GERLACH, Nevada — Burning Man is proud to share that it successfully passed the Bureau of Land Management (BLM)-administered 2023 post-event environmental inspection. This means that the federal government determined that the event site in the Black Rock Desert has been left in a clean, nearly pristine condition and that Burning Man is in compliance with its permit.
This positive result represents the tremendous Communal Effort, leave no trace ethos, and work of more than 70,000 Black Rock City participants.
“We want to thank everyone in Black Rock City who helped keep the playa beautiful and our spirits high as we navigated this year’s unusual weather conditions together,” Burning Man Project CEO Marian Goodell said. “Despite the challenges the weather threw at all of us, and as we see in the way the Burning Man community activates year-round and around the globe, the best of the Burning Man community shined through at this year’s event. Participants rose to the challenge and came together with innovative solutions to problems and incredible expressions of generosity.”
During the six weeks after the Burning Man event officially ended, and as they do every year, crews were still on site doing the final cleanup push leading to the BLM inspection.
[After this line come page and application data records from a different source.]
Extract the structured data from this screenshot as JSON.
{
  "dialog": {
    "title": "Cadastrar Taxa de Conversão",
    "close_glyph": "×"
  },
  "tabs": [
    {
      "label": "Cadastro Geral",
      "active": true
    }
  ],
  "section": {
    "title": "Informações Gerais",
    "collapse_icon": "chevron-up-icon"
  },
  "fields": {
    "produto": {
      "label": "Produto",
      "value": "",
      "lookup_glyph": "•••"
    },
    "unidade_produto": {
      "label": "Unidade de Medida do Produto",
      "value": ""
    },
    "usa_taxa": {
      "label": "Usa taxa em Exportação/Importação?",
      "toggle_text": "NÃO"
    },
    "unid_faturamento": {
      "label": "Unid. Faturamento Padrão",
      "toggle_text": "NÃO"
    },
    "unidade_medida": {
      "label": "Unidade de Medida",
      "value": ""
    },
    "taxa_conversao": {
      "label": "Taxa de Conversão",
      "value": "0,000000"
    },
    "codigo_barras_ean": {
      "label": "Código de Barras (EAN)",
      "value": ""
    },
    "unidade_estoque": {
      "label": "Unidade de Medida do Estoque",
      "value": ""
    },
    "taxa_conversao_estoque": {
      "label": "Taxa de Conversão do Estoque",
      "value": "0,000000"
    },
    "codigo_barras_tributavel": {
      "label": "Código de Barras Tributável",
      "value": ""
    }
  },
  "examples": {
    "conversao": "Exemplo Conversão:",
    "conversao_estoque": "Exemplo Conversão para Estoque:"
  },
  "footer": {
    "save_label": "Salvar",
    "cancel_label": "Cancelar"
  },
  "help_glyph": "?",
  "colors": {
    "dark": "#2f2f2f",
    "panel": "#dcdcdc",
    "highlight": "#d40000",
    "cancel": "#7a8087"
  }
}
These teams picked up all kinds of Matter Out of Place (or MOOP): small debris, wood chips, tent stakes, and other items accidentally left behind from the 2023 event.
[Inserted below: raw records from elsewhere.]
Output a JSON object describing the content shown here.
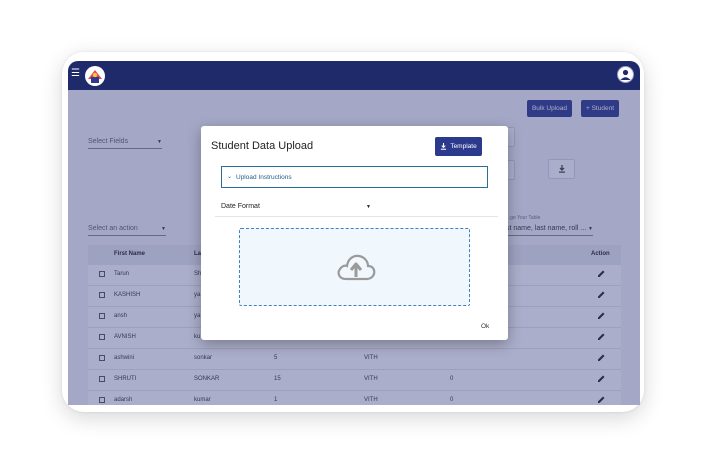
{
  "topbar": {
    "menu_icon": "hamburger-icon",
    "logo_icon": "school-logo-icon",
    "avatar_icon": "user-avatar-icon"
  },
  "toolbar": {
    "bulk_upload": "Bulk Upload",
    "add_student": "+ Student"
  },
  "filters": {
    "select_fields": "Select Fields",
    "select_action": "Select an action",
    "arrange_label": "...ge Your Table",
    "arrange_value": "st name, last name, roll ..."
  },
  "table": {
    "headers": [
      "First Name",
      "La...",
      "",
      "",
      "",
      "Action"
    ],
    "rows": [
      [
        "Tarun",
        "Sh...",
        "",
        "",
        ""
      ],
      [
        "KASHISH",
        "ya...",
        "",
        "",
        ""
      ],
      [
        "ansh",
        "ya...",
        "",
        "",
        ""
      ],
      [
        "AVNISH",
        "ku...",
        "",
        "",
        ""
      ],
      [
        "ashwini",
        "sonkar",
        "5",
        "VITH",
        ""
      ],
      [
        "SHRUTI",
        "SONKAR",
        "15",
        "VITH",
        "0"
      ],
      [
        "adarsh",
        "kumar",
        "1",
        "VITH",
        "0"
      ]
    ]
  },
  "modal": {
    "title": "Student Data Upload",
    "template_button": "Template",
    "upload_instructions": "Upload Instructions",
    "date_format": "Date Format",
    "ok": "Ok"
  },
  "colors": {
    "navbar": "#1f2a6b",
    "primary": "#2b3a8c",
    "dropzone_border": "#3e82c4"
  }
}
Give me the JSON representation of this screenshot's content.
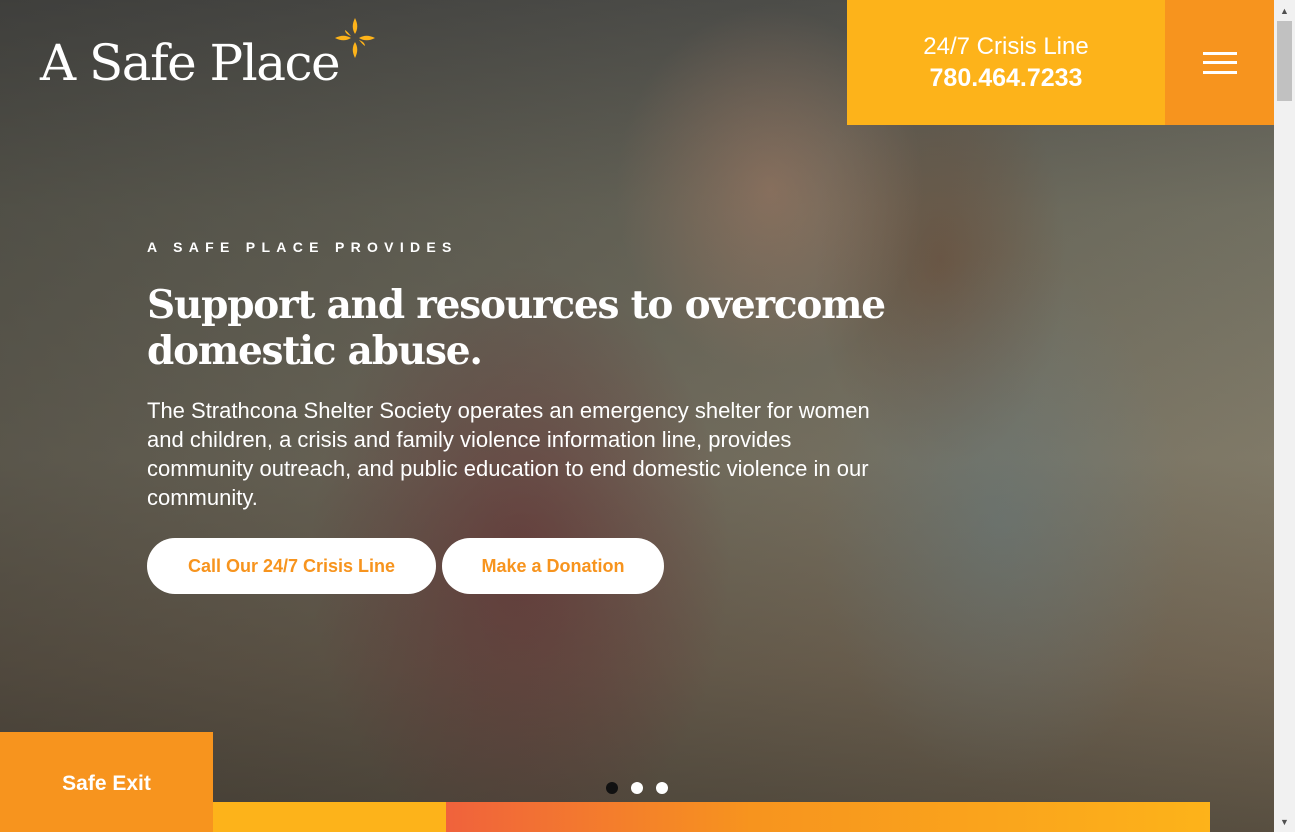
{
  "header": {
    "logo_text": "A Safe Place",
    "crisis_line_label": "24/7 Crisis Line",
    "crisis_line_phone": "780.464.7233",
    "menu_icon": "hamburger-icon"
  },
  "hero": {
    "eyebrow": "A SAFE PLACE PROVIDES",
    "headline": "Support and resources to overcome domestic abuse.",
    "description": "The Strathcona Shelter Society operates an emergency shelter for women and children, a crisis and family violence information line, provides community outreach, and public education to end domestic violence in our community.",
    "buttons": {
      "crisis": "Call Our 24/7 Crisis Line",
      "donate": "Make a Donation"
    },
    "slides": {
      "count": 3,
      "active": 1
    }
  },
  "safe_exit": {
    "label": "Safe Exit"
  },
  "colors": {
    "brand_yellow": "#fdb31a",
    "brand_orange": "#f7941e",
    "brand_red_orange": "#f0623c",
    "button_text": "#f7941e"
  },
  "scrollbar": {
    "up_icon": "arrow-up-icon",
    "down_icon": "arrow-down-icon"
  }
}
In mid-October, the BLM inspected 126 randomly selected test areas. These sites are examined through a rigorous standard: A test site fails if it contains more than one square foot per acre of MOOP, and Burning Man is permitted to fail no more than 10 percent of the 126 test points. These are far and away the strictest Leave No Trace standards of any special event on BLM-managed lands, possibly on any public lands in the U.S., but Burning Man has a stellar record with post-event inspections — we have passed every single one since the inspection format began in 1999, and 2023 was no different.
Burning Man continues to serve as an example to the world for stewardship of public lands. The community and the nonprofit organization truly strive to leave a positive trace, and 2023 was one for the record books. This achievement is truly astonishing.
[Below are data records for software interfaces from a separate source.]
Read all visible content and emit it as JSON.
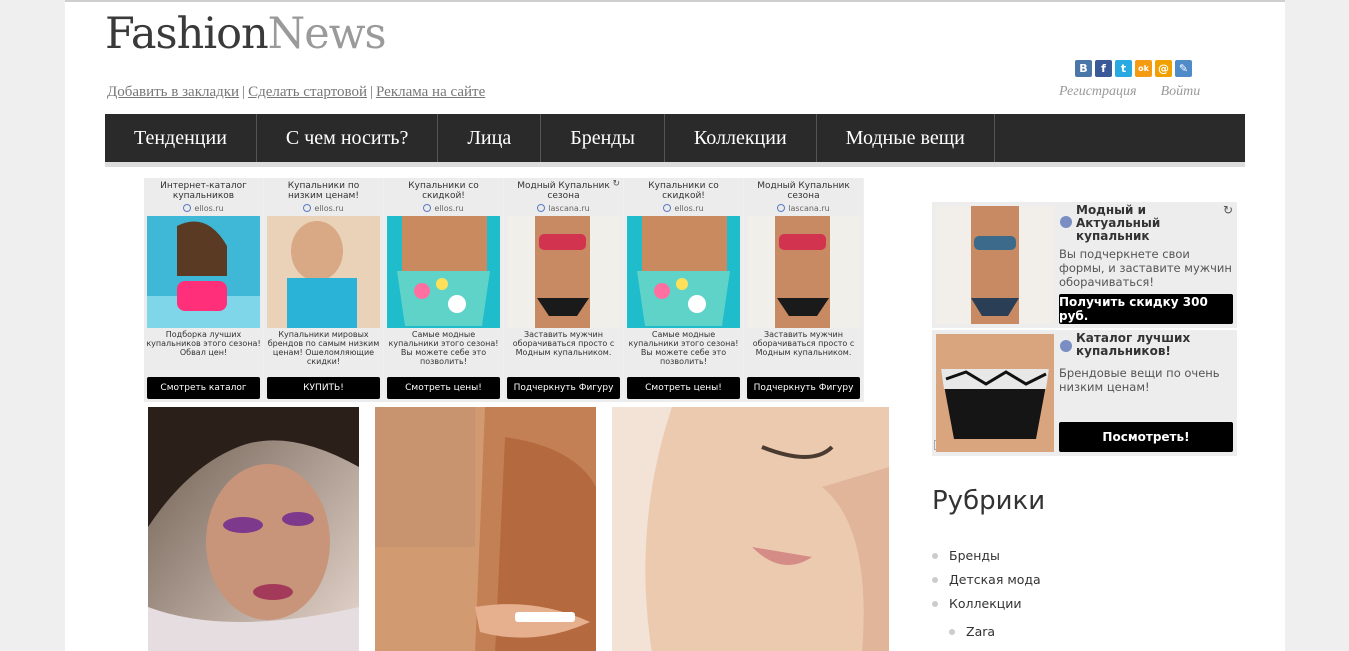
{
  "logo": {
    "part1": "Fashion",
    "part2": "News"
  },
  "toplinks": [
    "Добавить в закладки",
    "Сделать стартовой",
    "Реклама на сайте"
  ],
  "social": [
    {
      "icon": "vk-icon",
      "glyph": "B",
      "color": "#4a76a8"
    },
    {
      "icon": "facebook-icon",
      "glyph": "f",
      "color": "#3b5998"
    },
    {
      "icon": "twitter-icon",
      "glyph": "t",
      "color": "#29a9e1"
    },
    {
      "icon": "odnoklassniki-icon",
      "glyph": "ok",
      "color": "#f59a13"
    },
    {
      "icon": "mailru-icon",
      "glyph": "@",
      "color": "#f0a000"
    },
    {
      "icon": "livejournal-icon",
      "glyph": "✎",
      "color": "#4f8ac9"
    }
  ],
  "auth": {
    "register": "Регистрация",
    "login": "Войти"
  },
  "nav": [
    "Тенденции",
    "С чем носить?",
    "Лица",
    "Бренды",
    "Коллекции",
    "Модные вещи"
  ],
  "ads": [
    {
      "title": "Интернет-каталог купальников",
      "domain": "ellos.ru",
      "desc": "Подборка лучших купальников этого сезона! Обвал цен!",
      "button": "Смотреть каталог",
      "img": "woman-pink"
    },
    {
      "title": "Купальники по низким ценам!",
      "domain": "ellos.ru",
      "desc": "Купальники мировых брендов по самым низким ценам! Ошеломляющие скидки!",
      "button": "КУПИТЬ!",
      "img": "woman-blue"
    },
    {
      "title": "Купальники со скидкой!",
      "domain": "ellos.ru",
      "desc": "Самые модные купальники этого сезона! Вы можете себе это позволить!",
      "button": "Смотреть цены!",
      "img": "bottoms-floral"
    },
    {
      "title": "Модный Купальник сезона",
      "domain": "lascana.ru",
      "desc": "Заставить мужчин оборачиваться просто с Модным купальником.",
      "button": "Подчеркнуть Фигуру",
      "img": "bikini-dark"
    },
    {
      "title": "Купальники со скидкой!",
      "domain": "ellos.ru",
      "desc": "Самые модные купальники этого сезона! Вы можете себе это позволить!",
      "button": "Смотреть цены!",
      "img": "bottoms-floral"
    },
    {
      "title": "Модный Купальник сезона",
      "domain": "lascana.ru",
      "desc": "Заставить мужчин оборачиваться просто с Модным купальником.",
      "button": "Подчеркнуть Фигуру",
      "img": "bikini-dark"
    }
  ],
  "sideads": [
    {
      "title": "Модный и Актуальный купальник",
      "desc": "Вы подчеркнете свои формы, и заставите мужчин оборачиваться!",
      "button": "Получить скидку 300 руб."
    },
    {
      "title": "Каталог лучших купальников!",
      "desc": "Брендовые вещи по очень низким ценам!",
      "button": "Посмотреть!"
    }
  ],
  "rubrics": {
    "title": "Рубрики",
    "items": [
      {
        "label": "Бренды",
        "sub": false
      },
      {
        "label": "Детская мода",
        "sub": false
      },
      {
        "label": "Коллекции",
        "sub": false
      },
      {
        "label": "Zara",
        "sub": true
      }
    ]
  }
}
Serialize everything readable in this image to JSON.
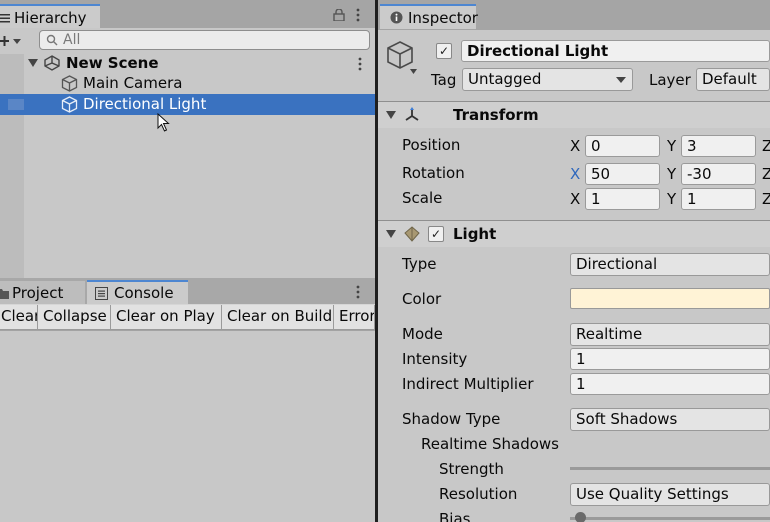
{
  "hierarchy": {
    "tab_label": "Hierarchy",
    "search_placeholder": "All",
    "scene_name": "New Scene",
    "items": [
      {
        "label": "Main Camera"
      },
      {
        "label": "Directional Light"
      }
    ]
  },
  "bottom_panel": {
    "tabs": [
      {
        "label": "Project"
      },
      {
        "label": "Console"
      }
    ],
    "toolbar": [
      "Clear",
      "Collapse",
      "Clear on Play",
      "Clear on Build",
      "Error"
    ]
  },
  "inspector": {
    "tab_label": "Inspector",
    "object_name": "Directional Light",
    "tag_label": "Tag",
    "tag_value": "Untagged",
    "layer_label": "Layer",
    "layer_value": "Default",
    "transform": {
      "title": "Transform",
      "rows": [
        {
          "label": "Position",
          "x": "0",
          "y": "3"
        },
        {
          "label": "Rotation",
          "x": "50",
          "y": "-30"
        },
        {
          "label": "Scale",
          "x": "1",
          "y": "1"
        }
      ],
      "axis_x": "X",
      "axis_y": "Y",
      "axis_z": "Z"
    },
    "light": {
      "title": "Light",
      "type_label": "Type",
      "type_value": "Directional",
      "color_label": "Color",
      "color_value": "#fff3d6",
      "mode_label": "Mode",
      "mode_value": "Realtime",
      "intensity_label": "Intensity",
      "intensity_value": "1",
      "indirect_label": "Indirect Multiplier",
      "indirect_value": "1",
      "shadow_type_label": "Shadow Type",
      "shadow_type_value": "Soft Shadows",
      "realtime_shadows_label": "Realtime Shadows",
      "strength_label": "Strength",
      "resolution_label": "Resolution",
      "resolution_value": "Use Quality Settings",
      "bias_label": "Bias"
    }
  },
  "colors": {
    "selection": "#3a72c0",
    "tab_accent": "#4d86d1"
  }
}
Andy Boerigter, the BLM’s Black Rock Field Office Burning Man Project Manager, commented on the outcome: “It was another challenging year of clean up due to heavy rains and movement on the wet playa. The Playa Restoration Team put in long hours to restore the playa nearly to its original condition. While there are still some rough patches out there, the winter weather should mitigate those issues, and come spring the playa should be in nearly the same condition it usually is. The restoration personnel did a good job putting in the work and receiving passing results.”
For an on-the-ground account of conditions in Black Rock City 2023 and the inspiring community resilience and togetherness thousands experienced, read “The Disaster That Wasn’t” by Stuart Mangrum, Director of Burning Man Project’s Philosophical Center.
The full BLM inspection report is attached. More details and the annual MOOP Map will be shared with the community later in December.
Cover image of BLM post-event inspection, 2023 (Photo by Chris ‘Taz’ Petrell)